### WHAT IS BEING ASKED
The reply should return the data in full, exactly as written.

---*---

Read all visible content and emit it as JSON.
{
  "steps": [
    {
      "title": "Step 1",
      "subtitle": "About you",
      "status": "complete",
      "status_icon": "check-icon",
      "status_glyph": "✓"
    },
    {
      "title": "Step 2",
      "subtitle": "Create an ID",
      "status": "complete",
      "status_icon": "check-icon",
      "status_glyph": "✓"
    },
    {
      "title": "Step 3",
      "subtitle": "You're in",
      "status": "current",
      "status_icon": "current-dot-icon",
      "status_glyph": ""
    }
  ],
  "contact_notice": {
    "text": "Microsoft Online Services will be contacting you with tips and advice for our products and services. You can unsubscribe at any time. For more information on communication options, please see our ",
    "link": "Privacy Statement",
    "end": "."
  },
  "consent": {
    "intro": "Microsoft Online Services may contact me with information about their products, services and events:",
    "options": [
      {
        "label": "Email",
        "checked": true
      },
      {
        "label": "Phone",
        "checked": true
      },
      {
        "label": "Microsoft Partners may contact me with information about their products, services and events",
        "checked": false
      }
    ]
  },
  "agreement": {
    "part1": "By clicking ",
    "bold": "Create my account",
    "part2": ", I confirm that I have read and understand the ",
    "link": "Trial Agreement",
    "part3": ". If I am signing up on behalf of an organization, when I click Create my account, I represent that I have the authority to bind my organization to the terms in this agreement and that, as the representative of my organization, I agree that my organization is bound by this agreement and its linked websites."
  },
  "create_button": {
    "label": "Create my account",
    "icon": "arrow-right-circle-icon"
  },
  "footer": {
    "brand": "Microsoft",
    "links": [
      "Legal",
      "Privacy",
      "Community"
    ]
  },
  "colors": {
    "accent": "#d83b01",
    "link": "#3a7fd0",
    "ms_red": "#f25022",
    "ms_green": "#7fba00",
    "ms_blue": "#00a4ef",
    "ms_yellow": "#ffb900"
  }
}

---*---

### EXERCISE RESULT
Read all visible content and emit it as JSON.
{
  "steps": [
    {
      "title": "Step 1",
      "subtitle": "About you",
      "status": "complete",
      "status_icon": "check-icon",
      "status_glyph": "✓"
    },
    {
      "title": "Step 2",
      "subtitle": "Create an ID",
      "status": "complete",
      "status_icon": "check-icon",
      "status_glyph": "✓"
    },
    {
      "title": "Step 3",
      "subtitle": "You're in",
      "status": "current",
      "status_icon": "current-dot-icon",
      "status_glyph": ""
    }
  ],
  "contact_notice": {
    "text": "Microsoft Online Services will be contacting you with tips and advice for our products and services. You can unsubscribe at any time. For more information on communication options, please see our ",
    "link": "Privacy Statement",
    "end": "."
  },
  "consent": {
    "intro": "Microsoft Online Services may contact me with information about their products, services and events:",
    "options": [
      {
        "label": "Email",
        "checked": true
      },
      {
        "label": "Phone",
        "checked": true
      },
      {
        "label": "Microsoft Partners may contact me with information about their products, services and events",
        "checked": false
      }
    ]
  },
  "agreement": {
    "part1": "By clicking ",
    "bold": "Create my account",
    "part2": ", I confirm that I have read and understand the ",
    "link": "Trial Agreement",
    "part3": ". If I am signing up on behalf of an organization, when I click Create my account, I represent that I have the authority to bind my organization to the terms in this agreement and that, as the representative of my organization, I agree that my organization is bound by this agreement and its linked websites."
  },
  "create_button": {
    "label": "Create my account",
    "icon": "arrow-right-circle-icon"
  },
  "footer": {
    "brand": "Microsoft",
    "links": [
      "Legal",
      "Privacy",
      "Community"
    ]
  },
  "colors": {
    "accent": "#d83b01",
    "link": "#3a7fd0",
    "ms_red": "#f25022",
    "ms_green": "#7fba00",
    "ms_blue": "#00a4ef",
    "ms_yellow": "#ffb900"
  }
}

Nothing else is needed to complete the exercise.